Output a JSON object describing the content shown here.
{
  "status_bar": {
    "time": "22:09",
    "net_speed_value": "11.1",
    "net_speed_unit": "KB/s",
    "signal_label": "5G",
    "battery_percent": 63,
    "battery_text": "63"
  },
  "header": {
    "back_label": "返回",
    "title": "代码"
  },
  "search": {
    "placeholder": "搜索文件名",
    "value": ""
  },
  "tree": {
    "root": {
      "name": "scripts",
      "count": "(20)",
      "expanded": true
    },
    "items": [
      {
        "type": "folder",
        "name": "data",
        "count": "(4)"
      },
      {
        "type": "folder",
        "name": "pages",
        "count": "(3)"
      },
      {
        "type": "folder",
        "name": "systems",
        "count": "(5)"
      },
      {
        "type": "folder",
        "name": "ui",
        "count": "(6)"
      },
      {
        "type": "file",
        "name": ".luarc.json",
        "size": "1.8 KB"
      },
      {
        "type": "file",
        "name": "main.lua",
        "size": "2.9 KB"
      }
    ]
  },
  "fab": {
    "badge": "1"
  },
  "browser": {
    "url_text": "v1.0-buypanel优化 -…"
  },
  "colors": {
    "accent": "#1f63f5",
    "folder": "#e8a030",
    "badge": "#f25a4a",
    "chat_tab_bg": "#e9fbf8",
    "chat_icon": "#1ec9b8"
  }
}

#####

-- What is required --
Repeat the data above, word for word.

-- Exercise output --
Output a JSON object describing the content shown here.
{
  "status_bar": {
    "time": "22:09",
    "net_speed_value": "11.1",
    "net_speed_unit": "KB/s",
    "signal_label": "5G",
    "battery_percent": 63,
    "battery_text": "63"
  },
  "header": {
    "back_label": "返回",
    "title": "代码"
  },
  "search": {
    "placeholder": "搜索文件名",
    "value": ""
  },
  "tree": {
    "root": {
      "name": "scripts",
      "count": "(20)",
      "expanded": true
    },
    "items": [
      {
        "type": "folder",
        "name": "data",
        "count": "(4)"
      },
      {
        "type": "folder",
        "name": "pages",
        "count": "(3)"
      },
      {
        "type": "folder",
        "name": "systems",
        "count": "(5)"
      },
      {
        "type": "folder",
        "name": "ui",
        "count": "(6)"
      },
      {
        "type": "file",
        "name": ".luarc.json",
        "size": "1.8 KB"
      },
      {
        "type": "file",
        "name": "main.lua",
        "size": "2.9 KB"
      }
    ]
  },
  "fab": {
    "badge": "1"
  },
  "browser": {
    "url_text": "v1.0-buypanel优化 -…"
  },
  "colors": {
    "accent": "#1f63f5",
    "folder": "#e8a030",
    "badge": "#f25a4a",
    "chat_tab_bg": "#e9fbf8",
    "chat_icon": "#1ec9b8"
  }
}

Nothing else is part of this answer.